* **Work item**: State how many lines of the entries include the string "quotes", please, leaving out everything but the number.
[Input Boundary: Start]
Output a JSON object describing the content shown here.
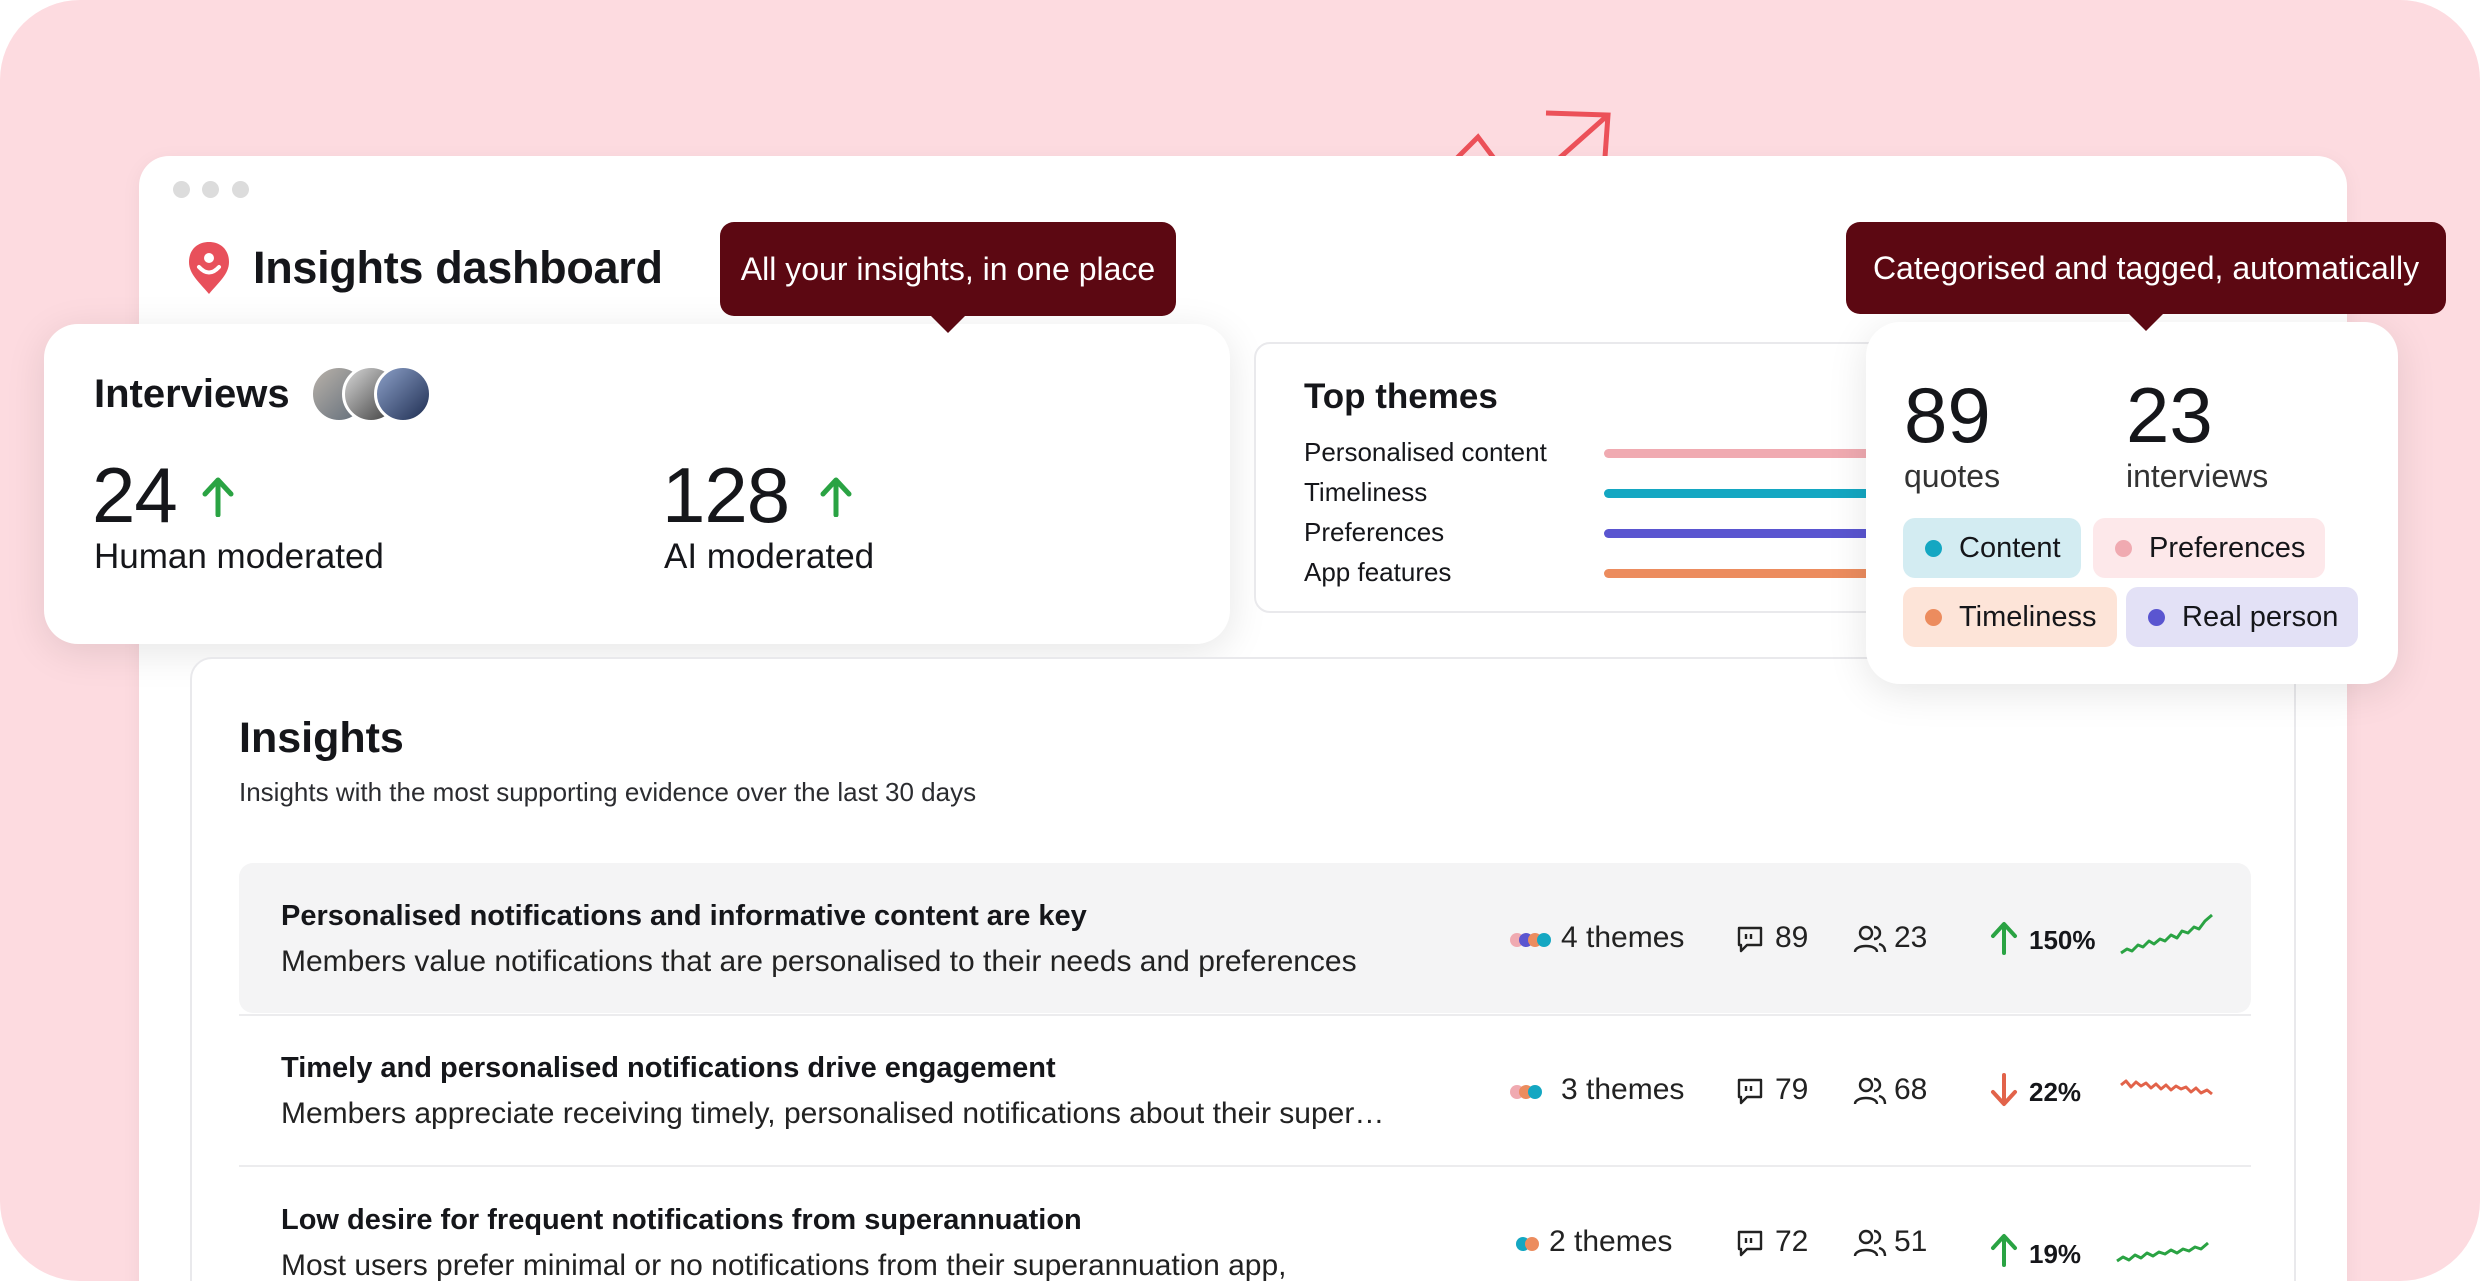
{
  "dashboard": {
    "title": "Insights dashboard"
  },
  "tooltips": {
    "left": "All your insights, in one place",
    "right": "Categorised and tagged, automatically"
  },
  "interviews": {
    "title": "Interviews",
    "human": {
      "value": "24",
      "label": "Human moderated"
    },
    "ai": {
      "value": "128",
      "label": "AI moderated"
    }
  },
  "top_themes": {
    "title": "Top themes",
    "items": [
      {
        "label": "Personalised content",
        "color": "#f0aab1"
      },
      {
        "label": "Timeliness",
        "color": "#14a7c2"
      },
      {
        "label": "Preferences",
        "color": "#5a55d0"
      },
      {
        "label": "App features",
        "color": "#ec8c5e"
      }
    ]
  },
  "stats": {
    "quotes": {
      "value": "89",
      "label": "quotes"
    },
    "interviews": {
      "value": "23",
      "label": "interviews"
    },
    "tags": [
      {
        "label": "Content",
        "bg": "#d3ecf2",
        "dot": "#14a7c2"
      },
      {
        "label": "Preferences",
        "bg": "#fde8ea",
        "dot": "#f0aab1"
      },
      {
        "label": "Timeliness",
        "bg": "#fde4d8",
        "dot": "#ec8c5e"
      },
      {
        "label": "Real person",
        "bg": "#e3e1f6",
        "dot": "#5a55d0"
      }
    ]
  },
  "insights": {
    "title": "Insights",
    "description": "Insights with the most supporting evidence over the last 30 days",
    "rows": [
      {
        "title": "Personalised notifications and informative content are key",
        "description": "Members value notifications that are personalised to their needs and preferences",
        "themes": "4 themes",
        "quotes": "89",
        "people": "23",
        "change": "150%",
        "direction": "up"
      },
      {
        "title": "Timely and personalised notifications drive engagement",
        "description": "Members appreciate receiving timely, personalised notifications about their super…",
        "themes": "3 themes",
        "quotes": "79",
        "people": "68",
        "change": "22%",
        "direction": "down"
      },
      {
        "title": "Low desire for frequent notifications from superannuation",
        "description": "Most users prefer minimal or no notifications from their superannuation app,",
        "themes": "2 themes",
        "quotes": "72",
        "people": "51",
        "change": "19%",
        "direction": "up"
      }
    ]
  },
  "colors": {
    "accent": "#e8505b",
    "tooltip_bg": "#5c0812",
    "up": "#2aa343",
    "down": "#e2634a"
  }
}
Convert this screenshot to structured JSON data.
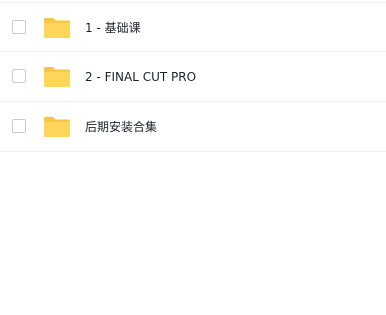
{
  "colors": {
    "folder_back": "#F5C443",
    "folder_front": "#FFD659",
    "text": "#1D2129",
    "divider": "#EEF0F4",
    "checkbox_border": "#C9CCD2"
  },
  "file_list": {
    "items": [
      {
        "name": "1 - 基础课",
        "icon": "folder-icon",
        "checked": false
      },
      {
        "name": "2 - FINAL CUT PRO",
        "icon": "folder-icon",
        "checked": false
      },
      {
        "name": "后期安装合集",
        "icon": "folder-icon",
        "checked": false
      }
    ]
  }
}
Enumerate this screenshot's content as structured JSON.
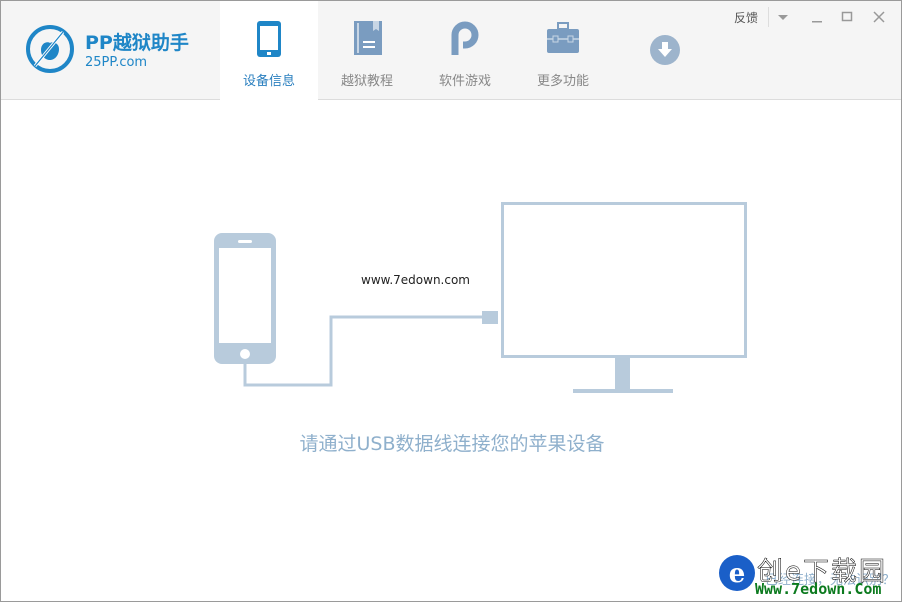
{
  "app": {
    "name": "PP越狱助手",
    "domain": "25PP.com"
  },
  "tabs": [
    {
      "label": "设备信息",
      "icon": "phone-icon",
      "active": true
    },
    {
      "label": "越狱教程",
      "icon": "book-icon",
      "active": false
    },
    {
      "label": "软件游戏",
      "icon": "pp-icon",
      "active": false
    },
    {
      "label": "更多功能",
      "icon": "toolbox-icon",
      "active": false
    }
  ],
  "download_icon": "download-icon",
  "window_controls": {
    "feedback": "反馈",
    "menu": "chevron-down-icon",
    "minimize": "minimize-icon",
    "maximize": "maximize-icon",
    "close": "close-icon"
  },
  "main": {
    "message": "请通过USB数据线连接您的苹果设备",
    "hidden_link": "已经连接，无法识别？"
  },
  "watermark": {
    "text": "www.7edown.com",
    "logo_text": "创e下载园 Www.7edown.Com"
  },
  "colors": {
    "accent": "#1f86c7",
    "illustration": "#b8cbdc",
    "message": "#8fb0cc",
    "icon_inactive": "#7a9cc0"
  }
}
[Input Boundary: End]
* **Result for this exercise**: 5